Problem: Please reproduce the whole listing without altering anything.

Records provided:
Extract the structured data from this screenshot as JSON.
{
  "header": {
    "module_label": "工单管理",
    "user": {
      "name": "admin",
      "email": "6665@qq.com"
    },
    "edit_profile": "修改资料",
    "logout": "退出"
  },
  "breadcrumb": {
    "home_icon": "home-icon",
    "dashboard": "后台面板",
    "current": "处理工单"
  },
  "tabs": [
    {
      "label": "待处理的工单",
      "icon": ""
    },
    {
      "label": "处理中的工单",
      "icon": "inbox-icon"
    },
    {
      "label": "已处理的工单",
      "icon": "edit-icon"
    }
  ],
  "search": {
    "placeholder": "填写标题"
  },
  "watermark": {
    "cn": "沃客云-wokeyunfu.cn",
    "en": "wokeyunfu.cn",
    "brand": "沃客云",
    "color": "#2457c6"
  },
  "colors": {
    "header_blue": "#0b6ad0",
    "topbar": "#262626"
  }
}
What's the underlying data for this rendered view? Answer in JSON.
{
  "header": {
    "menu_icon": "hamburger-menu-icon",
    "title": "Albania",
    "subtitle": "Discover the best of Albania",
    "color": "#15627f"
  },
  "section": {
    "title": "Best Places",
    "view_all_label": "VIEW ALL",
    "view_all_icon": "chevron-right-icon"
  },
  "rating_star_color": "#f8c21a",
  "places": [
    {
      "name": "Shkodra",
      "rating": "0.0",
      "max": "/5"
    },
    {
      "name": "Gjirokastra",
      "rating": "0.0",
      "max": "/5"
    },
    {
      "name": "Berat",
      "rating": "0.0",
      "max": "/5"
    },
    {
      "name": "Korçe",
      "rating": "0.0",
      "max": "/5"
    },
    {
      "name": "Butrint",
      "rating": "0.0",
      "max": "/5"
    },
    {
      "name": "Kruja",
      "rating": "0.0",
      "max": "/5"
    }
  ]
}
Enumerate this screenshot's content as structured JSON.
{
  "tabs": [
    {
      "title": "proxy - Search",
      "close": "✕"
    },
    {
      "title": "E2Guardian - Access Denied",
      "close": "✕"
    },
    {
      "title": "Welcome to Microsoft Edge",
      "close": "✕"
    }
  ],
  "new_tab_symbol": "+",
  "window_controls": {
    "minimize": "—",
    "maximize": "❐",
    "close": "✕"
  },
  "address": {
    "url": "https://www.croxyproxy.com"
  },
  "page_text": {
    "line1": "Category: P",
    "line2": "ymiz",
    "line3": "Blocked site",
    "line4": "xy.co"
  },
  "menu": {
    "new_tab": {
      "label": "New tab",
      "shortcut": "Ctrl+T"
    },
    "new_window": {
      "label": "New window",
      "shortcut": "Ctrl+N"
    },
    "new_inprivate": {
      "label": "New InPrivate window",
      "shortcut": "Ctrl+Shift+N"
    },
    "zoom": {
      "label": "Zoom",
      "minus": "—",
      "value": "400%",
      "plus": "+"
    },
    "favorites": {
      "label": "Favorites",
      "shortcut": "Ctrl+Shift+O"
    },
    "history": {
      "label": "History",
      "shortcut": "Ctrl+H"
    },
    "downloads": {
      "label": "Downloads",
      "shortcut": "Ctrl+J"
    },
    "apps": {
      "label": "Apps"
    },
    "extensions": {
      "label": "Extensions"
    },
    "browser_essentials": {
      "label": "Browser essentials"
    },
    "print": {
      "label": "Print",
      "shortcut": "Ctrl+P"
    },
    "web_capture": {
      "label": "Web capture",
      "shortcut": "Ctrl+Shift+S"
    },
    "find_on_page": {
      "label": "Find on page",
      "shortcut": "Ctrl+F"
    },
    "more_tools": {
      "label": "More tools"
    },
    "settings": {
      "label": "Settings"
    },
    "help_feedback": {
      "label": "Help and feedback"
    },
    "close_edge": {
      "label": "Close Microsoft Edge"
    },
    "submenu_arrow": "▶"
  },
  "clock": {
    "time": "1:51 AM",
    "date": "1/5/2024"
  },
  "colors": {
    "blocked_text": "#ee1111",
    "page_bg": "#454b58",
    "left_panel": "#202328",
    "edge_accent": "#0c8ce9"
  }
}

Task answer:
Extract the structured data from this screenshot as JSON.
{
  "header": {
    "module_label": "工单管理",
    "user": {
      "name": "admin",
      "email": "6665@qq.com"
    },
    "edit_profile": "修改资料",
    "logout": "退出"
  },
  "breadcrumb": {
    "home_icon": "home-icon",
    "dashboard": "后台面板",
    "current": "处理工单"
  },
  "tabs": [
    {
      "label": "待处理的工单",
      "icon": ""
    },
    {
      "label": "处理中的工单",
      "icon": "inbox-icon"
    },
    {
      "label": "已处理的工单",
      "icon": "edit-icon"
    }
  ],
  "search": {
    "placeholder": "填写标题"
  },
  "watermark": {
    "cn": "沃客云-wokeyunfu.cn",
    "en": "wokeyunfu.cn",
    "brand": "沃客云",
    "color": "#2457c6"
  },
  "colors": {
    "header_blue": "#0b6ad0",
    "topbar": "#262626"
  }
}
What's the underlying data for this rendered view? Answer in JSON.
{
  "header": {
    "menu_icon": "hamburger-menu-icon",
    "title": "Albania",
    "subtitle": "Discover the best of Albania",
    "color": "#15627f"
  },
  "section": {
    "title": "Best Places",
    "view_all_label": "VIEW ALL",
    "view_all_icon": "chevron-right-icon"
  },
  "rating_star_color": "#f8c21a",
  "places": [
    {
      "name": "Shkodra",
      "rating": "0.0",
      "max": "/5"
    },
    {
      "name": "Gjirokastra",
      "rating": "0.0",
      "max": "/5"
    },
    {
      "name": "Berat",
      "rating": "0.0",
      "max": "/5"
    },
    {
      "name": "Korçe",
      "rating": "0.0",
      "max": "/5"
    },
    {
      "name": "Butrint",
      "rating": "0.0",
      "max": "/5"
    },
    {
      "name": "Kruja",
      "rating": "0.0",
      "max": "/5"
    }
  ]
}
Enumerate this screenshot's content as structured JSON.
{
  "tabs": [
    {
      "title": "proxy - Search",
      "close": "✕"
    },
    {
      "title": "E2Guardian - Access Denied",
      "close": "✕"
    },
    {
      "title": "Welcome to Microsoft Edge",
      "close": "✕"
    }
  ],
  "new_tab_symbol": "+",
  "window_controls": {
    "minimize": "—",
    "maximize": "❐",
    "close": "✕"
  },
  "address": {
    "url": "https://www.croxyproxy.com"
  },
  "page_text": {
    "line1": "Category: P",
    "line2": "ymiz",
    "line3": "Blocked site",
    "line4": "xy.co"
  },
  "menu": {
    "new_tab": {
      "label": "New tab",
      "shortcut": "Ctrl+T"
    },
    "new_window": {
      "label": "New window",
      "shortcut": "Ctrl+N"
    },
    "new_inprivate": {
      "label": "New InPrivate window",
      "shortcut": "Ctrl+Shift+N"
    },
    "zoom": {
      "label": "Zoom",
      "minus": "—",
      "value": "400%",
      "plus": "+"
    },
    "favorites": {
      "label": "Favorites",
      "shortcut": "Ctrl+Shift+O"
    },
    "history": {
      "label": "History",
      "shortcut": "Ctrl+H"
    },
    "downloads": {
      "label": "Downloads",
      "shortcut": "Ctrl+J"
    },
    "apps": {
      "label": "Apps"
    },
    "extensions": {
      "label": "Extensions"
    },
    "browser_essentials": {
      "label": "Browser essentials"
    },
    "print": {
      "label": "Print",
      "shortcut": "Ctrl+P"
    },
    "web_capture": {
      "label": "Web capture",
      "shortcut": "Ctrl+Shift+S"
    },
    "find_on_page": {
      "label": "Find on page",
      "shortcut": "Ctrl+F"
    },
    "more_tools": {
      "label": "More tools"
    },
    "settings": {
      "label": "Settings"
    },
    "help_feedback": {
      "label": "Help and feedback"
    },
    "close_edge": {
      "label": "Close Microsoft Edge"
    },
    "submenu_arrow": "▶"
  },
  "clock": {
    "time": "1:51 AM",
    "date": "1/5/2024"
  },
  "colors": {
    "blocked_text": "#ee1111",
    "page_bg": "#454b58",
    "left_panel": "#202328",
    "edge_accent": "#0c8ce9"
  }
}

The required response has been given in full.